* **AIM OF THE EXERCISE**
Please restate the data word for word.

* **PROVIDED RECORDS**

'''

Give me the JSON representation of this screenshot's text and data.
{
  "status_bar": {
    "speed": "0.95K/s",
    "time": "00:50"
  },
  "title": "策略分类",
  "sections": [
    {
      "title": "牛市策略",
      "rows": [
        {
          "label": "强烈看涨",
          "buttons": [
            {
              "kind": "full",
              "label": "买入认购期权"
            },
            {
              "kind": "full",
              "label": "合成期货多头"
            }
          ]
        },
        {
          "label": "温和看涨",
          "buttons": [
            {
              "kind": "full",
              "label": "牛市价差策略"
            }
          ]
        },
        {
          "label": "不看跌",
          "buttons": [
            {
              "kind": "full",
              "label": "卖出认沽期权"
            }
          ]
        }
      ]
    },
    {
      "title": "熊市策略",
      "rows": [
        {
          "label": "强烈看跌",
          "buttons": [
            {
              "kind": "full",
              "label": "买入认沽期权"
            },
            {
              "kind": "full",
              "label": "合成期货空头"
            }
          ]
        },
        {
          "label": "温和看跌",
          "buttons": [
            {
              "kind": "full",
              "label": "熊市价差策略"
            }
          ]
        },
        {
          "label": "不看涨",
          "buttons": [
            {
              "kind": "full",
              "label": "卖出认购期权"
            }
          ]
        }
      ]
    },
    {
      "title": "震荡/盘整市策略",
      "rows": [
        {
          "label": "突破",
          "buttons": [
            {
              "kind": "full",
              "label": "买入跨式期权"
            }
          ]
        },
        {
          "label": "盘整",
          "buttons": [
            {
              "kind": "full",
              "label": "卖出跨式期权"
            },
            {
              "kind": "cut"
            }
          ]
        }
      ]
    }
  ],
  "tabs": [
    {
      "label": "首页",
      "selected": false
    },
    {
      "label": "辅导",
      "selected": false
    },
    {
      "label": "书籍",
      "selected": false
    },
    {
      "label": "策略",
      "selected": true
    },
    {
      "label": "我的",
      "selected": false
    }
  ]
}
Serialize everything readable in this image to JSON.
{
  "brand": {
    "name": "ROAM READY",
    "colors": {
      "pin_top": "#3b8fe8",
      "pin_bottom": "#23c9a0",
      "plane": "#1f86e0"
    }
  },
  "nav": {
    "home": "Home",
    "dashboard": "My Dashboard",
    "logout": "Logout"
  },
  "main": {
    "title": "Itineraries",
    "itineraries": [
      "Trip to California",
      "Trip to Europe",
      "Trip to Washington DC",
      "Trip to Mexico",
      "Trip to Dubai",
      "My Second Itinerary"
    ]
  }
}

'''

* **SOLUTION**
Give me the JSON representation of this screenshot's text and data.
{
  "status_bar": {
    "speed": "0.95K/s",
    "time": "00:50"
  },
  "title": "策略分类",
  "sections": [
    {
      "title": "牛市策略",
      "rows": [
        {
          "label": "强烈看涨",
          "buttons": [
            {
              "kind": "full",
              "label": "买入认购期权"
            },
            {
              "kind": "full",
              "label": "合成期货多头"
            }
          ]
        },
        {
          "label": "温和看涨",
          "buttons": [
            {
              "kind": "full",
              "label": "牛市价差策略"
            }
          ]
        },
        {
          "label": "不看跌",
          "buttons": [
            {
              "kind": "full",
              "label": "卖出认沽期权"
            }
          ]
        }
      ]
    },
    {
      "title": "熊市策略",
      "rows": [
        {
          "label": "强烈看跌",
          "buttons": [
            {
              "kind": "full",
              "label": "买入认沽期权"
            },
            {
              "kind": "full",
              "label": "合成期货空头"
            }
          ]
        },
        {
          "label": "温和看跌",
          "buttons": [
            {
              "kind": "full",
              "label": "熊市价差策略"
            }
          ]
        },
        {
          "label": "不看涨",
          "buttons": [
            {
              "kind": "full",
              "label": "卖出认购期权"
            }
          ]
        }
      ]
    },
    {
      "title": "震荡/盘整市策略",
      "rows": [
        {
          "label": "突破",
          "buttons": [
            {
              "kind": "full",
              "label": "买入跨式期权"
            }
          ]
        },
        {
          "label": "盘整",
          "buttons": [
            {
              "kind": "full",
              "label": "卖出跨式期权"
            },
            {
              "kind": "cut"
            }
          ]
        }
      ]
    }
  ],
  "tabs": [
    {
      "label": "首页",
      "selected": false
    },
    {
      "label": "辅导",
      "selected": false
    },
    {
      "label": "书籍",
      "selected": false
    },
    {
      "label": "策略",
      "selected": true
    },
    {
      "label": "我的",
      "selected": false
    }
  ]
}
Serialize everything readable in this image to JSON.
{
  "brand": {
    "name": "ROAM READY",
    "colors": {
      "pin_top": "#3b8fe8",
      "pin_bottom": "#23c9a0",
      "plane": "#1f86e0"
    }
  },
  "nav": {
    "home": "Home",
    "dashboard": "My Dashboard",
    "logout": "Logout"
  },
  "main": {
    "title": "Itineraries",
    "itineraries": [
      "Trip to California",
      "Trip to Europe",
      "Trip to Washington DC",
      "Trip to Mexico",
      "Trip to Dubai",
      "My Second Itinerary"
    ]
  }
}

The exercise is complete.